Comparative Convergences in Pleading Standards
As transnationalism becomes more prominent, comparative law is burgeoning. In one area of American law, however, it has met a formidable challenge: civil procedure. Comparative civil procedure has been relatively slow to find its way into American law-school classrooms, legislation, and judicial opinions.
There are many reasons why, but one reason is American exceptionalism. Though there is a vast difference between common law and civil law jurisdictions, American procedure is very different even from its common law kin. As I and others have stated previously, American exceptionalism is a major obstacle to the benefits of comparative study and to potential reform in the field of civil procedure.
This may be changing, however. Certain features of American procedure historically considered exceptionalist appear to be trending toward their foreign counterparts. These trends, should they continue, may make comparative study, and perhaps even harmonization, easier. They also, however, pose new challenges to the coherence of our own American system.
Pleading is a particularly useful example. It is a prominent feature of American civil procedure that has long been exceptional. Unlike civil law countries, which require detailed fact pleading and often evidentiary support at the outset, and unlike even most common law traditions that also require some fact pleading, Rule 8 requires only “a short and plain statement of the claim showing that the pleader is entitled to relief,” a formula that has traditionally focused on notice rather than facts. This conception of pleading is unlike any other in the world.

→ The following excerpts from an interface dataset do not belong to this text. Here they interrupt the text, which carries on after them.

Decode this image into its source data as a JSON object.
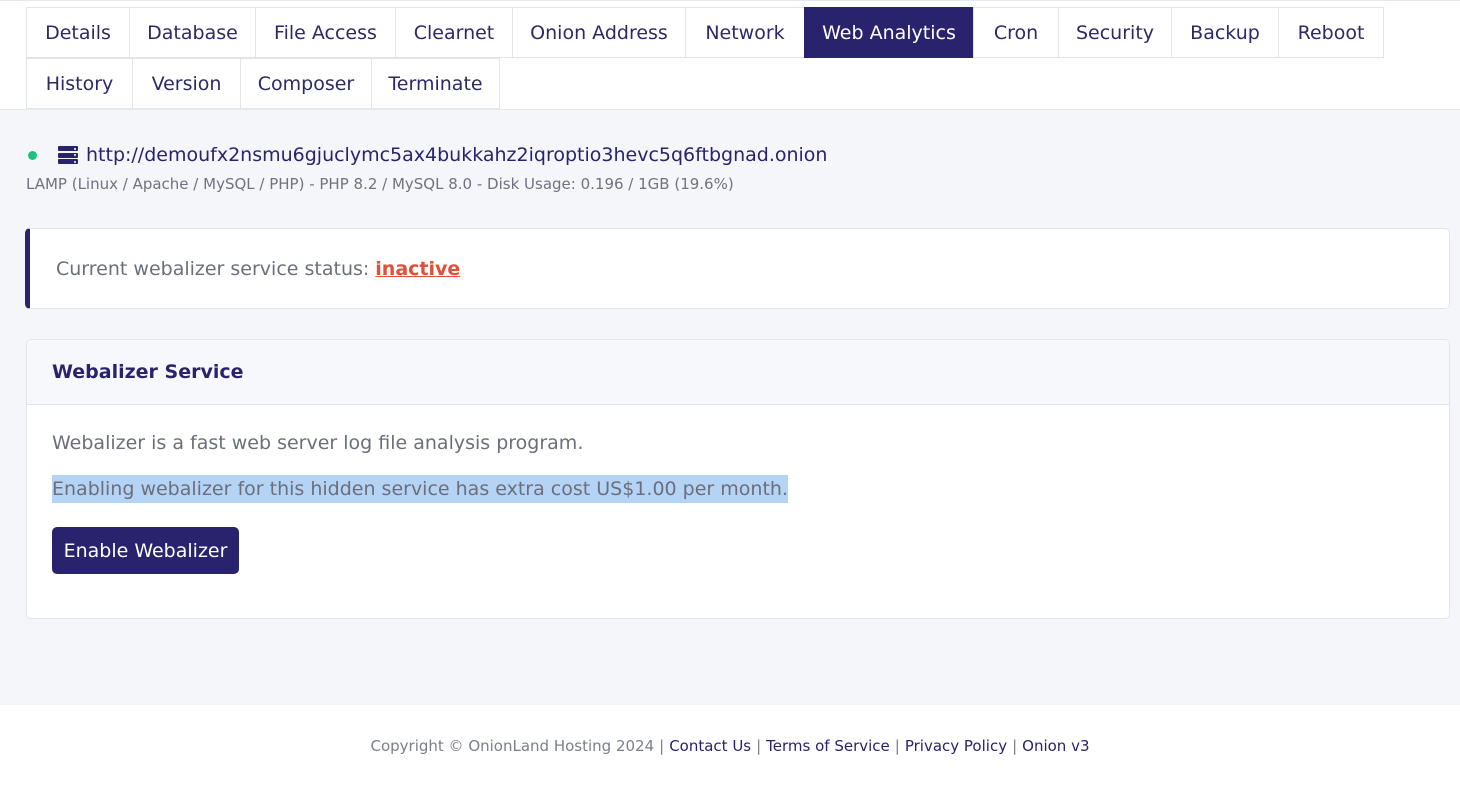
{
  "tabs": [
    {
      "label": "Details"
    },
    {
      "label": "Database"
    },
    {
      "label": "File Access"
    },
    {
      "label": "Clearnet"
    },
    {
      "label": "Onion Address"
    },
    {
      "label": "Network"
    },
    {
      "label": "Web Analytics",
      "active": true
    },
    {
      "label": "Cron"
    },
    {
      "label": "Security"
    },
    {
      "label": "Backup"
    },
    {
      "label": "Reboot"
    },
    {
      "label": "History"
    },
    {
      "label": "Version"
    },
    {
      "label": "Composer"
    },
    {
      "label": "Terminate"
    }
  ],
  "server": {
    "url": "http://demoufx2nsmu6gjuclymc5ax4bukkahz2iqroptio3hevc5q6ftbgnad.onion",
    "meta": "LAMP (Linux / Apache / MySQL / PHP) - PHP 8.2 / MySQL 8.0 - Disk Usage: 0.196 / 1GB (19.6%)",
    "status_icon": "server-icon",
    "online_color": "#1fc27a"
  },
  "alert": {
    "prefix": "Current webalizer service status:",
    "status": "inactive",
    "status_color": "#e14e3a"
  },
  "card": {
    "title": "Webalizer Service",
    "description": "Webalizer is a fast web server log file analysis program.",
    "cost_note": "Enabling webalizer for this hidden service has extra cost US$1.00 per month.",
    "button_label": "Enable Webalizer"
  },
  "footer": {
    "copyright": "Copyright © OnionLand Hosting 2024",
    "links": [
      "Contact Us",
      "Terms of Service",
      "Privacy Policy",
      "Onion v3"
    ],
    "separator": "|"
  },
  "theme": {
    "primary": "#28236c",
    "background": "#f5f6fa"
  }
}
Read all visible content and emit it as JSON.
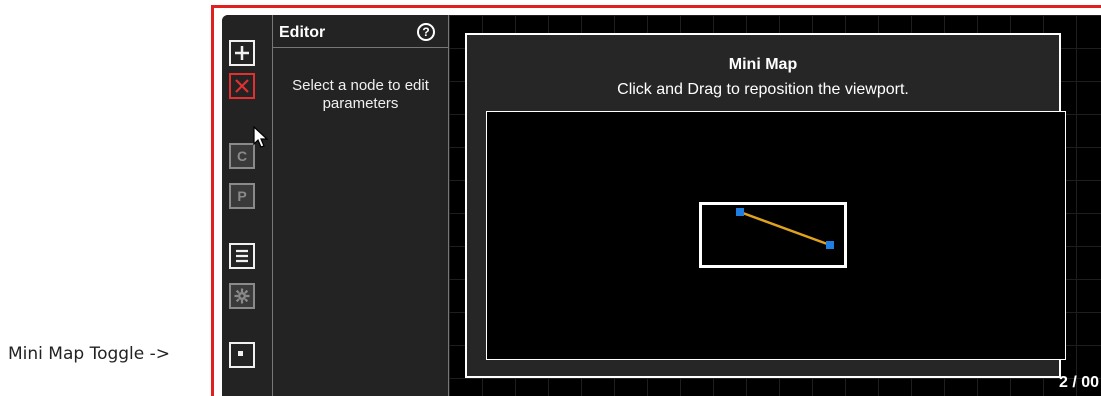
{
  "annotation": {
    "label": "Mini Map Toggle ->"
  },
  "toolbar": {
    "buttons": [
      {
        "name": "add",
        "icon": "plus-icon",
        "enabled": true
      },
      {
        "name": "delete",
        "icon": "close-icon",
        "enabled": true,
        "state": "highlighted"
      },
      {
        "name": "c",
        "label": "C",
        "enabled": false
      },
      {
        "name": "p",
        "label": "P",
        "enabled": false
      },
      {
        "name": "menu",
        "icon": "list-icon",
        "enabled": true
      },
      {
        "name": "settings",
        "icon": "gear-icon",
        "enabled": false
      },
      {
        "name": "minimap-toggle",
        "icon": "minimap-icon",
        "enabled": true
      }
    ]
  },
  "editor": {
    "title": "Editor",
    "help_icon": "?",
    "message": "Select a node to edit parameters"
  },
  "minimap": {
    "title": "Mini Map",
    "subtitle": "Click and Drag to reposition the viewport."
  },
  "canvas": {
    "zoom_text": "2 / 00"
  },
  "colors": {
    "accent_red": "#e02020",
    "node_blue": "#1e7fe0",
    "edge_orange": "#e0a31e"
  }
}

But exceptionalism in American pleading may be waning, at least in discrete areas. Congress has begun to experiment with imposing heightened pleading requirements in, for example, the Private Securities Litigation Reform Act of 1995. Similarly, but perhaps more dramatically, the Supreme Court in Bell Atlantic Corp. v. Twombly and Ashcroft v. Iqbal recently imposed a transsubstantive “plausibility” standard that depends upon factual sufficiency, eliminating the more liberal notice-pleading standard that the Court had endorsed since 1957.
© 2005–2012 University of Pennsylvania Law Review. All rights reserved.